§ **What the task requires**:
Every entry below should come back unchanged, except that the pictures are dropped.

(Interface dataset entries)
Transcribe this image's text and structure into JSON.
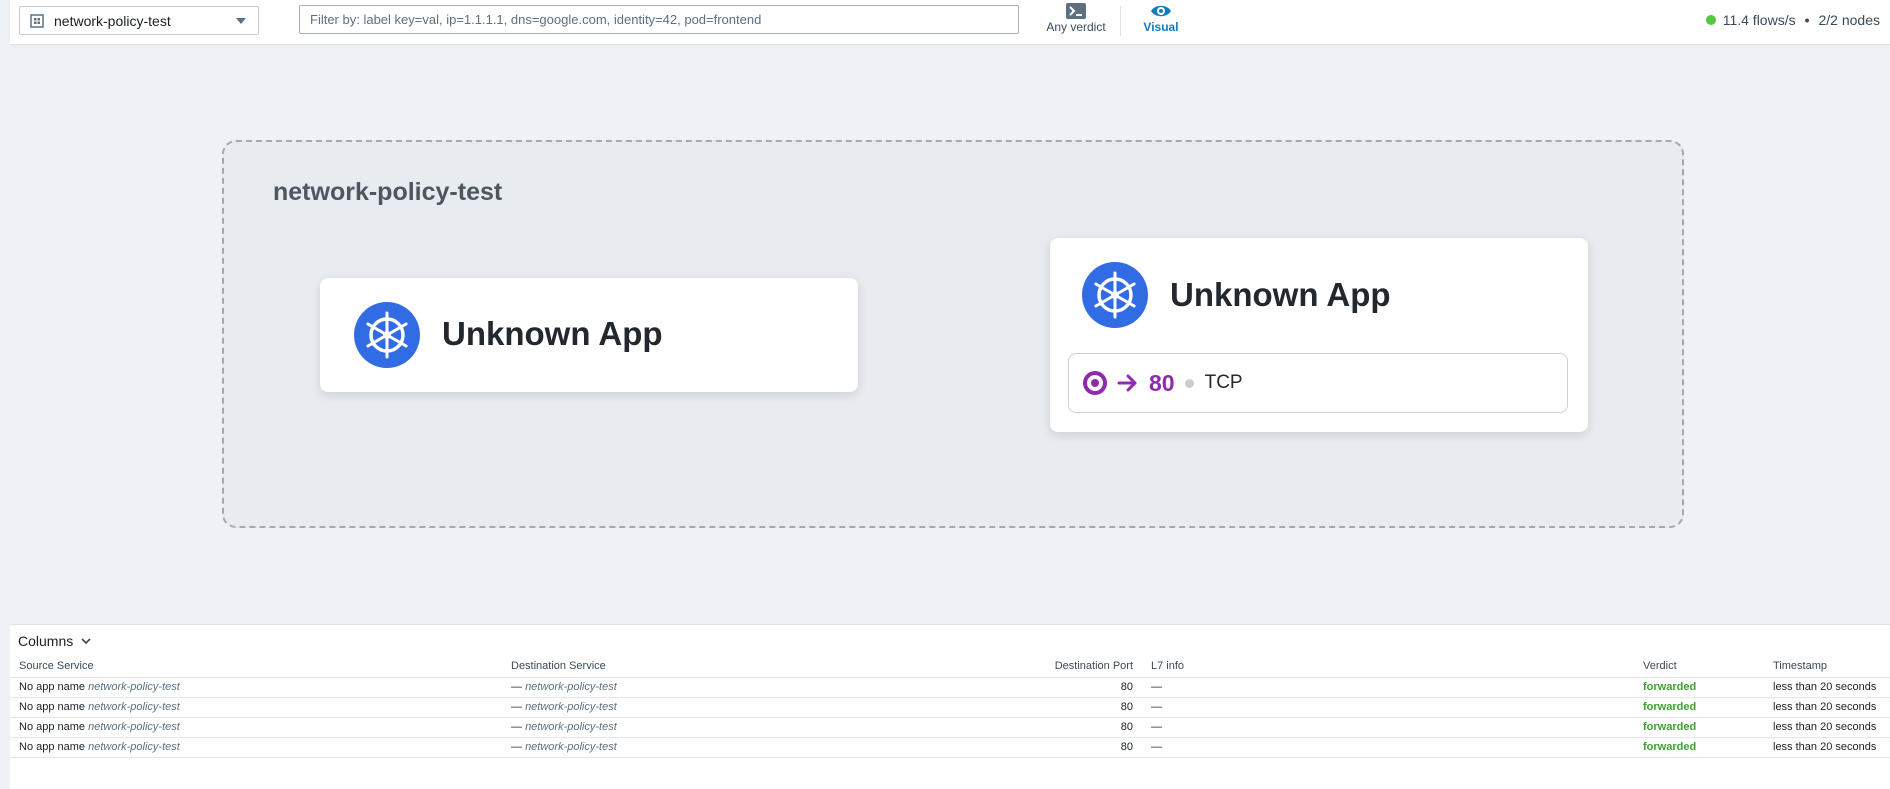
{
  "topbar": {
    "namespace": "network-policy-test",
    "filter_placeholder": "Filter by: label key=val, ip=1.1.1.1, dns=google.com, identity=42, pod=frontend",
    "verdict_label": "Any verdict",
    "visual_label": "Visual",
    "flows_rate": "11.4 flows/s",
    "separator": "•",
    "nodes": "2/2 nodes",
    "status_color": "#55c63f"
  },
  "canvas": {
    "namespace_title": "network-policy-test",
    "source_card": {
      "icon": "kubernetes-icon",
      "app_name": "Unknown App"
    },
    "destination_card": {
      "icon": "kubernetes-icon",
      "app_name": "Unknown App",
      "port": "80",
      "protocol": "TCP",
      "accent_color": "#8e2bb0"
    }
  },
  "flows": {
    "columns_label": "Columns",
    "headers": [
      "Source Service",
      "Destination Service",
      "Destination Port",
      "L7 info",
      "Verdict",
      "Timestamp"
    ],
    "rows": [
      {
        "src_app": "No app name",
        "src_ns": "network-policy-test",
        "dst_app": "—",
        "dst_ns": "network-policy-test",
        "port": "80",
        "l7": "—",
        "verdict": "forwarded",
        "timestamp": "less than 20 seconds"
      },
      {
        "src_app": "No app name",
        "src_ns": "network-policy-test",
        "dst_app": "—",
        "dst_ns": "network-policy-test",
        "port": "80",
        "l7": "—",
        "verdict": "forwarded",
        "timestamp": "less than 20 seconds"
      },
      {
        "src_app": "No app name",
        "src_ns": "network-policy-test",
        "dst_app": "—",
        "dst_ns": "network-policy-test",
        "port": "80",
        "l7": "—",
        "verdict": "forwarded",
        "timestamp": "less than 20 seconds"
      },
      {
        "src_app": "No app name",
        "src_ns": "network-policy-test",
        "dst_app": "—",
        "dst_ns": "network-policy-test",
        "port": "80",
        "l7": "—",
        "verdict": "forwarded",
        "timestamp": "less than 20 seconds"
      }
    ]
  }
}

§ **Response to the exercise**:
Transcribe this image's text and structure into JSON.
{
  "topbar": {
    "namespace": "network-policy-test",
    "filter_placeholder": "Filter by: label key=val, ip=1.1.1.1, dns=google.com, identity=42, pod=frontend",
    "verdict_label": "Any verdict",
    "visual_label": "Visual",
    "flows_rate": "11.4 flows/s",
    "separator": "•",
    "nodes": "2/2 nodes",
    "status_color": "#55c63f"
  },
  "canvas": {
    "namespace_title": "network-policy-test",
    "source_card": {
      "icon": "kubernetes-icon",
      "app_name": "Unknown App"
    },
    "destination_card": {
      "icon": "kubernetes-icon",
      "app_name": "Unknown App",
      "port": "80",
      "protocol": "TCP",
      "accent_color": "#8e2bb0"
    }
  },
  "flows": {
    "columns_label": "Columns",
    "headers": [
      "Source Service",
      "Destination Service",
      "Destination Port",
      "L7 info",
      "Verdict",
      "Timestamp"
    ],
    "rows": [
      {
        "src_app": "No app name",
        "src_ns": "network-policy-test",
        "dst_app": "—",
        "dst_ns": "network-policy-test",
        "port": "80",
        "l7": "—",
        "verdict": "forwarded",
        "timestamp": "less than 20 seconds"
      },
      {
        "src_app": "No app name",
        "src_ns": "network-policy-test",
        "dst_app": "—",
        "dst_ns": "network-policy-test",
        "port": "80",
        "l7": "—",
        "verdict": "forwarded",
        "timestamp": "less than 20 seconds"
      },
      {
        "src_app": "No app name",
        "src_ns": "network-policy-test",
        "dst_app": "—",
        "dst_ns": "network-policy-test",
        "port": "80",
        "l7": "—",
        "verdict": "forwarded",
        "timestamp": "less than 20 seconds"
      },
      {
        "src_app": "No app name",
        "src_ns": "network-policy-test",
        "dst_app": "—",
        "dst_ns": "network-policy-test",
        "port": "80",
        "l7": "—",
        "verdict": "forwarded",
        "timestamp": "less than 20 seconds"
      }
    ]
  }
}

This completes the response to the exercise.